Among the standards approved by the Fourth Lateran Council the XXI stands out as the most important in the sacramental discipline. As usual it takes the name from its opening words, Omnis utriusque sexus. Through it, not only did the Church sanction a universal law that established the obligation of the believer to
confess all his sins to their priest annually, in order to receive at least at Easter, after the execution of the imposed penance, the sacrament of the Eucharist, but also introduced a broader regulation of the same sacrament which brought up a relevant subject such as the sigillum confessionis and the related penalties which were applicable if violated. For the first time this institution, which has its roots in the divine right, received a general and organic legislative discipline intended to become the subject for reflection on the part of the doctrine, especially in the wake of its reception in the Liber Extra by Gregory IX (X 5. 38. 12).

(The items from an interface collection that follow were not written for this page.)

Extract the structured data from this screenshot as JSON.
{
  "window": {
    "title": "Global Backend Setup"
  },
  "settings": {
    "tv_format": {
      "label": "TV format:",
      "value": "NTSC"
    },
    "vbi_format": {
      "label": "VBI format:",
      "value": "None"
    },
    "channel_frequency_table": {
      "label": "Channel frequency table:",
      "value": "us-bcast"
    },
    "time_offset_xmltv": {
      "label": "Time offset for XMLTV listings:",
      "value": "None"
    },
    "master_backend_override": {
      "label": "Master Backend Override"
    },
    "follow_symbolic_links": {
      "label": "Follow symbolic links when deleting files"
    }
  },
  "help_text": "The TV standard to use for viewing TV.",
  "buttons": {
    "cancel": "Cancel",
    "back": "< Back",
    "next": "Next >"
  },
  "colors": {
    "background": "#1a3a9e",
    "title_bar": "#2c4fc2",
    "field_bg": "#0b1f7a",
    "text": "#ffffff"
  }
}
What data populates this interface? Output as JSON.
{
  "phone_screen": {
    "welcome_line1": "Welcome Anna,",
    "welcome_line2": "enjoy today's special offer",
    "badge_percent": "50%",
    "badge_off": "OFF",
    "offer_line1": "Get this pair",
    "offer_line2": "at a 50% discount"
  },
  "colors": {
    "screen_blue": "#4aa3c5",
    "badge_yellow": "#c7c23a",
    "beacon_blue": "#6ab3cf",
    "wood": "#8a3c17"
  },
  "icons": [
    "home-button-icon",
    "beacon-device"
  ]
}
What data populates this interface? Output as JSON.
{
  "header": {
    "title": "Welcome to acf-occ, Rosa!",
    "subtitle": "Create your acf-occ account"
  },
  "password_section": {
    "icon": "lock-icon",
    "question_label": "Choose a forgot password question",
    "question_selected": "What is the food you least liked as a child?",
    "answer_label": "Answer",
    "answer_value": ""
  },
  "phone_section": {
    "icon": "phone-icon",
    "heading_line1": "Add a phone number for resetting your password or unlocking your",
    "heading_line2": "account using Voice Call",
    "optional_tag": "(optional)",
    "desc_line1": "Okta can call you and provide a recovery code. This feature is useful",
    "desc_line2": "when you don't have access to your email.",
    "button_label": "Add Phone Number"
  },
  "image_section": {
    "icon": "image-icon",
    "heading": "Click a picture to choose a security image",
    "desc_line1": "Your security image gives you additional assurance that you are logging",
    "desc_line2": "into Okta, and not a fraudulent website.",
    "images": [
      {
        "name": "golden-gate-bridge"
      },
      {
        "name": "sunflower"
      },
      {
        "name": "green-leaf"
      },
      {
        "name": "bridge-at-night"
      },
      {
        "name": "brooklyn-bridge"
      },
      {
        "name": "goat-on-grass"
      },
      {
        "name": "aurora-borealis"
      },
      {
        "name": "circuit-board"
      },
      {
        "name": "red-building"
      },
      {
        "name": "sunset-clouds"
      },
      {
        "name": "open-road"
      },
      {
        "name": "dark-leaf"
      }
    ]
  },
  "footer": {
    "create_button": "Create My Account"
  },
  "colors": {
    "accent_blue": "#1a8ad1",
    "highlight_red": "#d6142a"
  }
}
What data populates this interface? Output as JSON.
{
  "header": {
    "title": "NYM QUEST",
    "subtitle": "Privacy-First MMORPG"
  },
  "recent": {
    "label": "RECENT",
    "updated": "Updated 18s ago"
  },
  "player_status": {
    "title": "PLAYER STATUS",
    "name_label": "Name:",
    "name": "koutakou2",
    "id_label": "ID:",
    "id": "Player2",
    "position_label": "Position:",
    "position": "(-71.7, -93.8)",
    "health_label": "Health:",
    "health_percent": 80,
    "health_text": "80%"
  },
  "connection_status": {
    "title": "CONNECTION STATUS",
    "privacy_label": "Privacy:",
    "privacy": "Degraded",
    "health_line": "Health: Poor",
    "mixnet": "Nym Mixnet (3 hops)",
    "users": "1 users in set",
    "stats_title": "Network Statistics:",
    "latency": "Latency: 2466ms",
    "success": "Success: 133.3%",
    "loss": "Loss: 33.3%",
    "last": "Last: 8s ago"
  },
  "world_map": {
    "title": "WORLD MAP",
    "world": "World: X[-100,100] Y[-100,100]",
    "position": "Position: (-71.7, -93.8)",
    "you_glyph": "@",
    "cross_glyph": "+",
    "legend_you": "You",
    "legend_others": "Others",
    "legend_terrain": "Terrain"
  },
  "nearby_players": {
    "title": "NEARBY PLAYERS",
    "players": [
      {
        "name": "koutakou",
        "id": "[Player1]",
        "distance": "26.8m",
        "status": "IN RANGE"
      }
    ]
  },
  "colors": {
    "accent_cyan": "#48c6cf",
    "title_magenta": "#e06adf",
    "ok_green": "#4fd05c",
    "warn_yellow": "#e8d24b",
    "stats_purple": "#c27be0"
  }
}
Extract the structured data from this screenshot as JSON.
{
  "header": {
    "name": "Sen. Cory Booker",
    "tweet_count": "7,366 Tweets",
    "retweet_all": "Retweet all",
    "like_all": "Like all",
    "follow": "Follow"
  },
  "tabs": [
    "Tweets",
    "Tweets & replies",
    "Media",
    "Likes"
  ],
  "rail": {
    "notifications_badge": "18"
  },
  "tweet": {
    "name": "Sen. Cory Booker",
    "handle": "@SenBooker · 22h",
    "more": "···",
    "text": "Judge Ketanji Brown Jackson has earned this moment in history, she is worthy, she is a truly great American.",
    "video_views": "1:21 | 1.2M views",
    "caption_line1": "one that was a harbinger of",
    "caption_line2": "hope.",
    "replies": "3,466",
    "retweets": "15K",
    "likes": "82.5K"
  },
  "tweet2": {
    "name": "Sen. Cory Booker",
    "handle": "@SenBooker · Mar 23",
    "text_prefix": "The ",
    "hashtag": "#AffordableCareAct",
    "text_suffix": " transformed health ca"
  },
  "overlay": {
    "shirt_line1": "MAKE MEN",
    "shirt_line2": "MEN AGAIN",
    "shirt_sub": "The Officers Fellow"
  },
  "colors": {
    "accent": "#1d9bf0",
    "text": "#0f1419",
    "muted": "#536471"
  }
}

Given a brief excursus on the emergence in the jus vetus of a first regulation in relation to the duty of the Seal of Confession, we will try to understand the impact of l of the Innocentian legislation on doctrinal reflection and the development of the following regulation on the subject between the Middle Ages and the modern age.


 


Keywords: Confession; sacramental seal; Fourth Lateran Council.